Biogenic sulfide corrosion

From Wikipedia, the free encyclopedia
Jump to: navigation, search

Biogenic sulfide corrosion is a bacterially mediated process of forming hydrogen sulfide gas and the subsequent conversion to sulfuric acid that attacks concrete and steel within wastewater environments. The hydrogen sulfide gas is biochemically oxidized in the presence of moisture to form sulfuric acid. The effect of sulfuric acid on concrete and steel surfaces exposed to severe wastewater environments can be devastating.[1]


Corrosion may occur where stale sewage generates hydrogen sulfide gas into an atmosphere containing oxygen gas and high relative humidity. There must be an underlying anaerobic aquatic habitat containing sulfates and an overlying aerobic aquatic habitat separated by a gas phase containing both oxygen and hydrogen sulfide at concentrations in excess of 2 ppm.[2]

Conversion of sulfate SO42- to hydrogen sulfide H2S[edit]

Fresh domestic sewage entering a wastewater collection system contains proteins including organic sulfur compounds oxidizable to sulfates and may contain inorganic sulfates.[3] Dissolved oxygen is depleted as bacteria begin to catabolize organic material in sewage. In the absence of dissolved oxygen and nitrates, sulfates are reduced to hydrogen sulfide as an alternative source of oxygen for catabolizing organic waste by sulfate reducing bacteria (SRB), identified primarily from the obligate anaerobic species Desulfovibrio.[2]

Conversion of hydrogen sulfide to sulfuric acid H2SO4[edit]

Some hydrogen sulfide gas diffuses into the headspace environment above the wastewater. Moisture evaporated from warm sewage may condense on unsubmerged walls of sewers, and is likely to hang in partially formed droplets from the horizontal crown of the sewer. As a portion of the hydrogen sulfide gas and oxygen gas from the air above the sewage dissolves into these stationary droplets, they become a habitat for sulfur oxidizing bacteria (SOB), of the genus Acidithiobacillus. Colonies of these aerobic bacteria metabolize the hydrogen sulfide gas to sulfuric acid.[2]


See also: Sulfidation

Sulfuric acid converts the calcium hydroxide in concrete to calcium sulfate. This change simultaneously destroys the polymeric nature of calcium hydroxide and substitutes a larger molecule into the matrix causing pressure and spalling of the adjacent concrete and aggregate particles.[4] The weakened crown may then collapse under heavy overburden loads.[5]

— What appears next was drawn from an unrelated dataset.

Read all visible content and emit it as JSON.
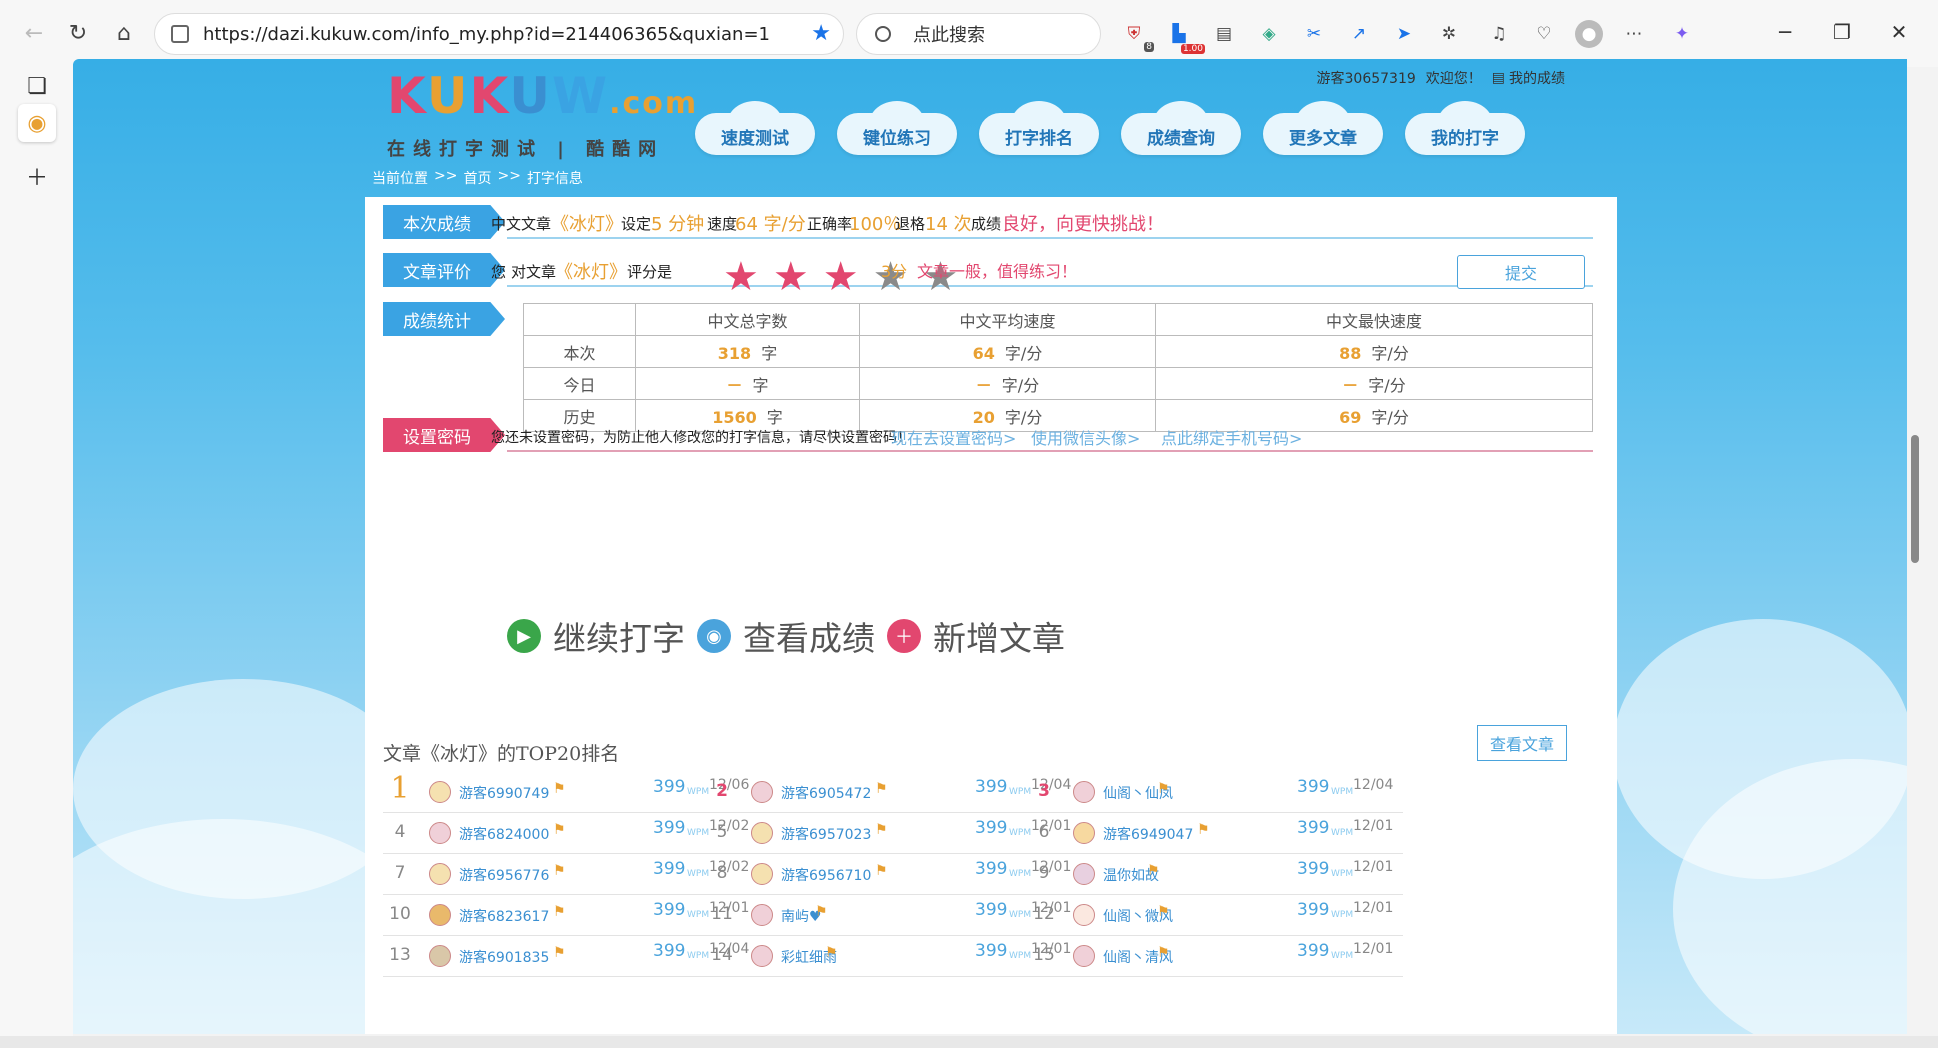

Sewage flows more rapidly through steeper gradient sewers reducing time available for hydrogen sulfide generation. Providing good ventilation of sewers can reduce atmospheric concentrations of hydrogen sulfide gas and may dry exposed sewer crowns. Acid resistant materials like PVC or vitrified clay pipe may be substituted for concrete or steel sewers.[6]

See also[edit]


  • Hammer, Mark J. Water and Waste-Water Technology John Wiley & Sons (1975) ISBN 0-471-34726-4
  • Metcalf & Eddy Wastewater Engineering McGraw-Hill (1972)
  • Pomeroy, R.D., 1976, "The problem of hydrogen sulphide in sewers". Published by the Clay Pipes Development Association
  • Sawyer, Clair N. & McCarty, Perry L. Chemistry for Sanitary Engineers (2nd edition) McGraw-Hill (1967) ISBN 0-07-054970-2
  • United States Department of the Interior (USDI) Concrete Manual (8th edition) United States Government Printing Office (1975)
  • Weismann, D. & Lohse, M. (Hrsg.): "Sulfid-Praxishandbuch der Abwassertechnik; Geruch, Gefahr, Korrosion verhindern und Kosten beherrschen!" 1. Auflage, VULKAN-Verlag, 2007, ISBN 978-3-8027-2845-7


  1. ^ O’Dea, Vaughn, “Understanding Biogenic Sulfide Corrosion,”MP (November 2007), pp. 36-39.
  2. ^ a b c Sawyer&McCarty p.461&462
  3. ^ Metcalf & Eddy p.259
  4. ^ USDI pp.9&10
  5. ^ Hammer p.58
  6. ^ Hammer pp.58,326&327

Pomeroy's report contains errors in the equation: the pipeline slope (S, p. 8) is quoted as m/100m, but should be m/m. This introduces a factor of 10 underestimate in the calculation of the 'Z factor', used to indicate if there is a risk of sulphide-induced corrosion, if the published units are used. The web link is to the revised 1992 edition, which contains the units error - the 1976 edition has the correct units.